By Keith Clouse, Rivers of Steel Volunteer
Preservation Work on the #101 Locomotive
A large part of iron making is providing the raw materials to the blast furnaces in a timely manner. The logistics require delivery and storage of those materials to allow an uninterrupted supply. The Carrie Blast Furnaces depended upon rail delivery of those raw materials even though it was located beside the Monongahela River. Incoming materials were delivered by three railroads: the Baltimore and Ohio, the Pittsburgh and Lake Erie, and the Union RR. Once inside the Carrie facility it was the job of the Materials Department to unload the freight cars and store the iron ore, limestone, coke, and other ingredients needed for the iron-making process.
Carrie used a huge elevator, called a car dumper, to quickly unload each railcar for distribution into one of three separate storage areas, called ore yards. A General Electric 80 Ton locomotive, #101, would proceed to the arrival yard to pick up three loaded cars. They would be pulled up a ramp to the car dumper. Those cars would be lifted by an elevator and turned over, allowing the contents to fall into a large hopper. After those three cars were emptied, #101 would return to the yard for another group.
For most of its time at Carrie, #101 would run back and forth on a quarter mile of track, rarely venturing from the car dumper. Maintenance and servicing were performed in a small service pit on site. #101 was just one of many diesel locomotives used by the US Steel Homestead Works. However, it had a distinctive cab that made it unique. It was a half cab, the result of an industrial accident at the car dumper. Four large steel arms, controlled by heavy steel cables, held the loaded freight cars in place while the elevator lifted them. One of those cables broke while #101 was underneath it, allowing the huge arm to crash down on the locomotive cab, crushing one side. The operator inside was not injured but was later nicknamed “brown pants” by the rest of the crew.
The car dumper and #101 worked right up to the closing of Carrie in the early 1980s, stored as serviceable for a reopening that never came. Over the years, Mother Nature took over the site, hiding #101 in a small forest of trees and shrubs, entangling the car dumper in vines. As with any machinery sitting in the open, the neglect resulted in rust and vandalism. Even though it was in a fenced in area, #101 was soon covered with an assortment of graffiti, the windows smashed out. It would remain like that, rusted and ignored, until the fall of 2019.
Kevin Scanlon and I began volunteering at Carrie in 2010; we both believed in historical preservation. Carrie was the ideal site for restoration, an example of the iron-making process. Recognizing this, Rivers of Steel was able to National Historical Landmark status for the site in 2006. Kevin and I were among the volunteers working to undo almost 30 years of neglect to open the site for visitors. Early on we worked around the car dumper, cutting away the thick foliage, uncovering the 101. Although the idea of restoring her was something we considered, it would have to wait until more pressing work was completed.

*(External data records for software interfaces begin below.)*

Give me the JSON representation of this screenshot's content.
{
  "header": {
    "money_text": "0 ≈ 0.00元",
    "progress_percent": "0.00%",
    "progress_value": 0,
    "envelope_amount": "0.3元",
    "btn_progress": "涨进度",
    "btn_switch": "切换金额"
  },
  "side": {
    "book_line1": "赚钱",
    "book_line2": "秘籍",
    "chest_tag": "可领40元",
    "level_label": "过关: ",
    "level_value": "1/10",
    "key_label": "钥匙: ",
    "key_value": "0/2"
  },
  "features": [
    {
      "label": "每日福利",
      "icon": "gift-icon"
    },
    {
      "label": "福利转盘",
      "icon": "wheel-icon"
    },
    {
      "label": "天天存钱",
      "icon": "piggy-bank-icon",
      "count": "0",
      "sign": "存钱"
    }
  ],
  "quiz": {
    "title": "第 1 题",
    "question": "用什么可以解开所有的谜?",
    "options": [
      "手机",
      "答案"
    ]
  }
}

In the fall of 2019, Ron Baraff and Ryan Henderson convinced us it was time to move ahead to begin the restoration of #101. First, we needed a thorough cleaning of the accumulated debris and leaves; taconite pellets were everywhere inside. Next the big job—remove the rust. The first attempt at sand blasting didn’t work out well. It was going to take more time, but using grinders with abrasive disks proved to be a better choice.
It was interesting to work through the layers of paint, discovering three different paint schemes used by US Steel over the years. We worked our way down to bare metal. The body was in good shape for the most part. The were some rust and holes around the sand boxes. The sand had accumulated moisture and rotted through the outside sheeting. Those areas will be covered with sheet metal patches and the missing roof hatch covers will be replaced at the same time. Because bare metal will quickly rust, Rivers of Steel provided primer to cover it. Each section was painted as the rust was removed. When the painting was completed, we stood back to admire the now renamed “Miss Carrie” in her new red dress.
So far, the work had stabilized the locomotive, but winter was fast approaching. We needed to replace the broken glass to prevent further damage to the interior of the cab. A large sheet of Lexan was cut into the appropriate shapes to replace the glass. The floorboards were warped and broken, so a temporary plywood floor was installed and braced. A decision was made to use the 1960s paint scheme—blue with orange stripes. It was decided that we would wait until spring before attempting to do the finish work. We had taken the dimensions and made sketches of the safety striping while removing the old paint. That will be our guide when we are able to add the final touches.
We are currently in a holding pattern until the virus restrictions are lifted. Even at this point, the project has been very satisfying. We were able to restore and preserve a unique part of the Carrie iron-making process. So far, the only negative was feedback from people who liked the former rusty look for photos…I can live with their disappointment.
Guide to Images
Featured Image: An unrestored Carrie #101 locomotive with the car dumper, ore bridge, and the Carrie Blast Furnaces in the background
Image 1: Tour Guide Keith Clouse
Image 2: Kevin Scanlon grinds away the rust
Image 3: Before and after images of the first phase of the “Miss Carrie” restoration